Take the 2-minute tour ×
Mathematics Stack Exchange is a question and answer site for people studying math at any level and professionals in related fields. It's 100% free, no registration required.

I have an issue with a definition in Rudin's Functional Analysis in the paragraph regarding the Krein-Milman Theorem.

"Let $K$ be a subset of a vector space $X$. A nonempty set $S$ in $K$ is called an extreme set if no point of $S$ is an internal point of a line interval whose end points are in $K$ but not in $S$. Analytically, the condition can be expressed as follows: if $x$ and $y$ are in $K$, if $t$ is in $(0, 1)$, and if $tx + (1 - t)y$ is in $S$, then $x$ and $y$ are in $S$. The extreme points of $K$ are the extreme sets that consist of just one point."

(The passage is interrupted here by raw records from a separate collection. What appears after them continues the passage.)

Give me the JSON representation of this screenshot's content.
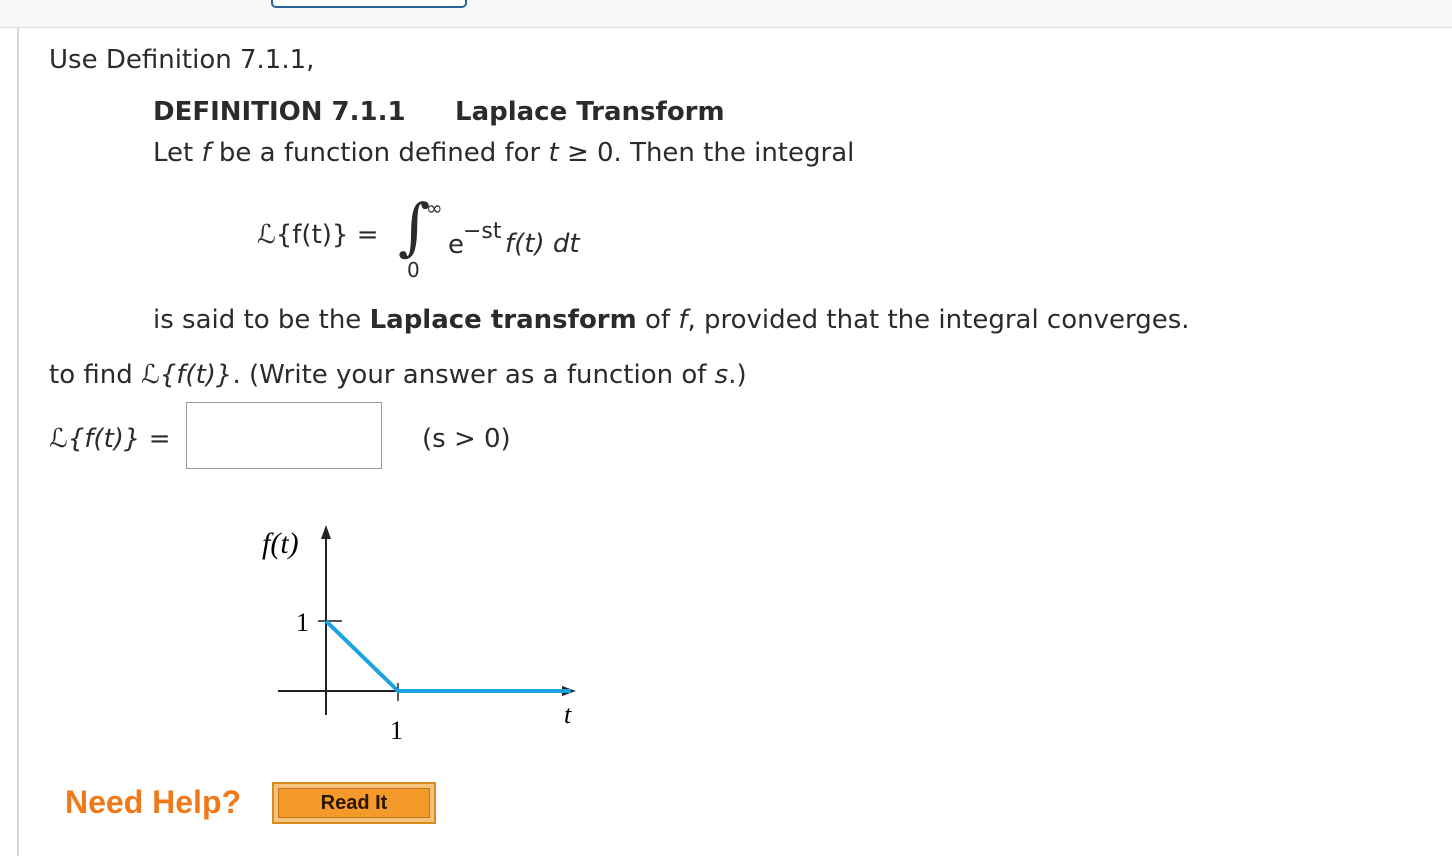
{
  "intro": "Use Definition 7.1.1,",
  "definition": {
    "number": "DEFINITION 7.1.1",
    "title": "Laplace Transform",
    "line1": {
      "a": "Let ",
      "f": "f",
      "b": " be a function defined for ",
      "t": "t",
      "c": " ≥ 0. Then the integral"
    },
    "formula": {
      "lhs": "ℒ{f(t)} =",
      "integral": "∫",
      "upper": "∞",
      "lower": "0",
      "base": "e",
      "exp": "−st",
      "rest": "f(t) dt"
    },
    "line2": {
      "a": "is said to be the ",
      "b": "Laplace transform",
      "c": " of ",
      "f": "f",
      "d": ", provided that the integral converges."
    }
  },
  "task": {
    "a": "to find ",
    "b": "ℒ{f(t)}",
    "c": ". (Write your answer as a function of ",
    "s": "s",
    "d": ".)"
  },
  "answer": {
    "label": "ℒ{f(t)} =",
    "value": "",
    "condition": "(s > 0)"
  },
  "graph": {
    "y_label": "f(t)",
    "x_label": "t",
    "y_tick": "1",
    "x_tick": "1",
    "line_color": "#1aa3e0",
    "points": [
      [
        0,
        1
      ],
      [
        1,
        0
      ],
      [
        3.4,
        0
      ]
    ]
  },
  "help": {
    "label": "Need Help?",
    "button": "Read It"
  },
  "colors": {
    "help": "#f07a1a",
    "button": "#f39a2b",
    "top_tab_border": "#2a6496"
  }
}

For this condition to be equivalent to the definition, one should replace the conclusion by: "$\dots$ then $x$ is in $S$ or $y$ is in $S$." It turns out that this is indeed equivalent when $S$ consists of a single point, but not in general.

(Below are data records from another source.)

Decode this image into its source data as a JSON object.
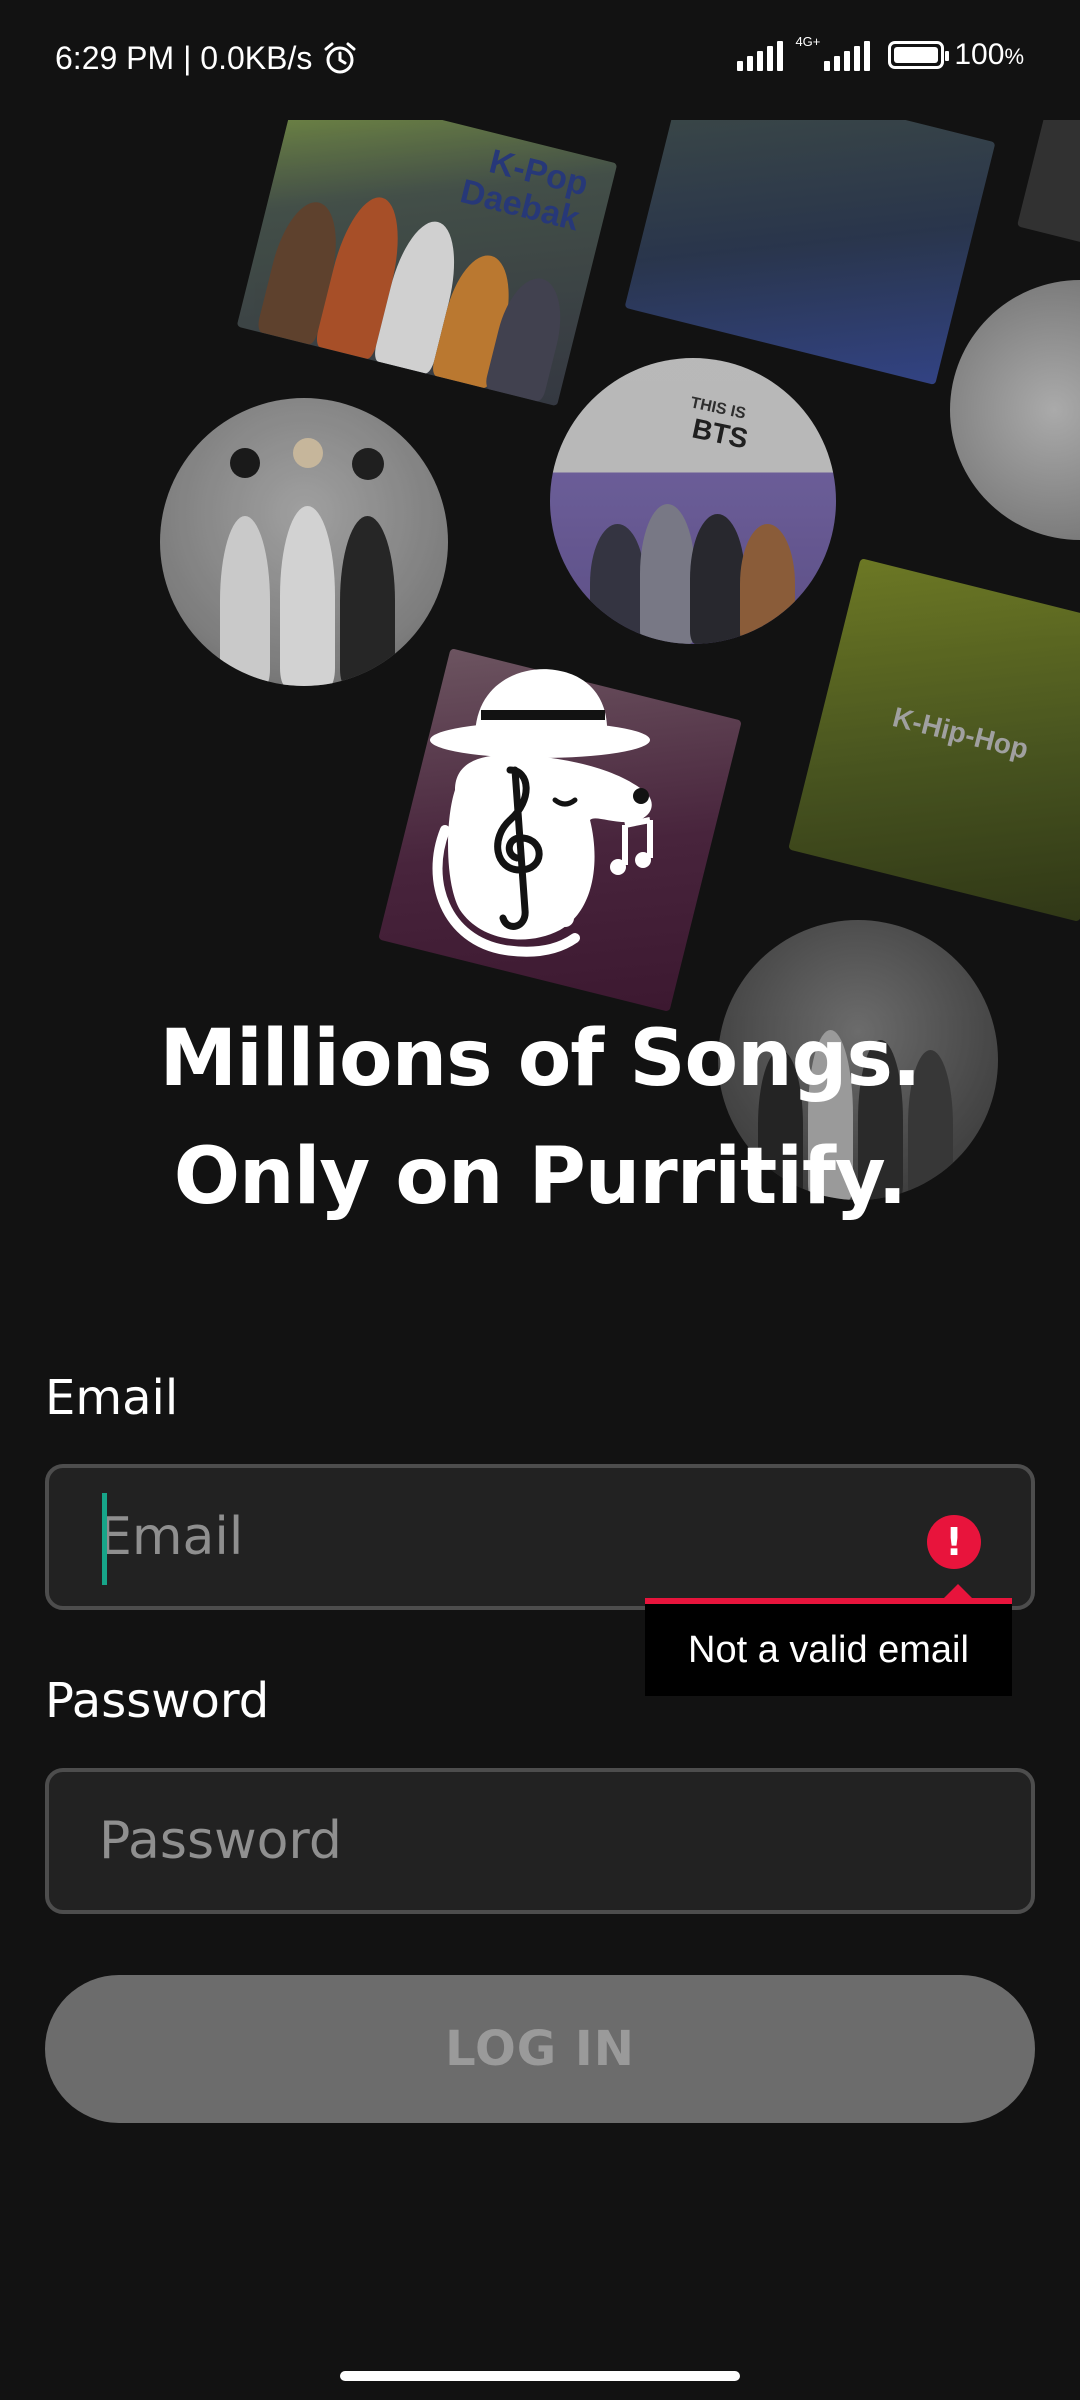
{
  "status_bar": {
    "time_speed": "6:29 PM | 0.0KB/s",
    "network_type": "4G+",
    "battery": "100",
    "battery_unit": "%"
  },
  "hero": {
    "tiles": {
      "kpop_daebak": "K-Pop Daebak",
      "this_is_bts_small": "THIS IS",
      "this_is_bts_large": "BTS",
      "k_hip_hop": "K-Hip-Hop"
    },
    "headline_line1": "Millions of Songs.",
    "headline_line2": "Only on Purritify."
  },
  "form": {
    "email_label": "Email",
    "email_placeholder": "Email",
    "email_value": "",
    "email_error": "Not a valid email",
    "password_label": "Password",
    "password_placeholder": "Password",
    "password_value": "",
    "login_label": "LOG IN"
  },
  "colors": {
    "background": "#121212",
    "input_background": "#222222",
    "input_border": "#4d4d4d",
    "error": "#e8143c",
    "caret": "#17a589",
    "button_disabled": "#6c6c6c"
  },
  "icons": [
    "alarm-icon",
    "signal-icon",
    "battery-icon",
    "error-icon",
    "purritify-logo"
  ]
}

So my question is: what is the good definition for an extreme set?

share|improve this question
    
    
@t.b.: thank you. Rudin's proof does not assume its extreme sets to be convex, though. Anyway, it looks like the condition should be taken to be the definition here. –  user26770 Mar 12 '12 at 19:43
add comment

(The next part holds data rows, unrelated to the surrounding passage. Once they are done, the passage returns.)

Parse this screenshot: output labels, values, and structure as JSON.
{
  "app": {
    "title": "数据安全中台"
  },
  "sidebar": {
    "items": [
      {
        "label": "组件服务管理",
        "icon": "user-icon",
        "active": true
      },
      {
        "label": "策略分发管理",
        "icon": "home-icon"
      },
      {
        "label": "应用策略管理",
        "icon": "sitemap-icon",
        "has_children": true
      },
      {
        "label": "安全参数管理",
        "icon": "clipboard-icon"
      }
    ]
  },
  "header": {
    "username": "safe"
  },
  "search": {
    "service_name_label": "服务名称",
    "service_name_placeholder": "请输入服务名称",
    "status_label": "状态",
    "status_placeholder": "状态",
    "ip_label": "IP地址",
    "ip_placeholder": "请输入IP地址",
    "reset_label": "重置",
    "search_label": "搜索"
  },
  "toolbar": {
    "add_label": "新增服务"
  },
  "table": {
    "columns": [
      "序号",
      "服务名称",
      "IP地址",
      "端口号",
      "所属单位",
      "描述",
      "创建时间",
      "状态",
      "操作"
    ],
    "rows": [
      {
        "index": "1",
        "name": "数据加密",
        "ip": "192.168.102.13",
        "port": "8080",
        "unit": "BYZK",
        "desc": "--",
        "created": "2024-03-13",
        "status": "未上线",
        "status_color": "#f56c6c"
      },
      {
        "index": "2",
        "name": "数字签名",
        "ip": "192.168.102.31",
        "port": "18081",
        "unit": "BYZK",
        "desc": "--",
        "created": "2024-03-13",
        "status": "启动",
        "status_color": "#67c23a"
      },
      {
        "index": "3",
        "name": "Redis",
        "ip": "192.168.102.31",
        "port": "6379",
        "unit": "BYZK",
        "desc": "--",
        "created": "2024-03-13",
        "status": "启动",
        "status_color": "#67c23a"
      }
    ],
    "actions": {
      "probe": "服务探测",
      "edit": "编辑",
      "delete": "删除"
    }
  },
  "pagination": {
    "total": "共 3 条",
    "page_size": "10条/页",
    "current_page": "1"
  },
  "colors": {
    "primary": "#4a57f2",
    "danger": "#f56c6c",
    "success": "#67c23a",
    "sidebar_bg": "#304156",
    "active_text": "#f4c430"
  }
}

1 Answer 1

The second sentence is convoluted and, to me, hard to understand. The third sentence conforms to several other texts. If you want a fancier definition you can use the following:

Let $\mathsf{con}$ denote the convex hull operator. For $S \subseteq K$, the set $S$ is an extreme subset of $K$ if and only if for all $D \subseteq K$ we have $S \cap \mathsf{con}(D) = S \cap \mathsf{con}(S \cap D)$. If you want to, you only have to consider finite subsets $D$.

share|improve this answer
add comment

Your Answer

 
discard

By posting your answer, you agree to the privacy policy and terms of service.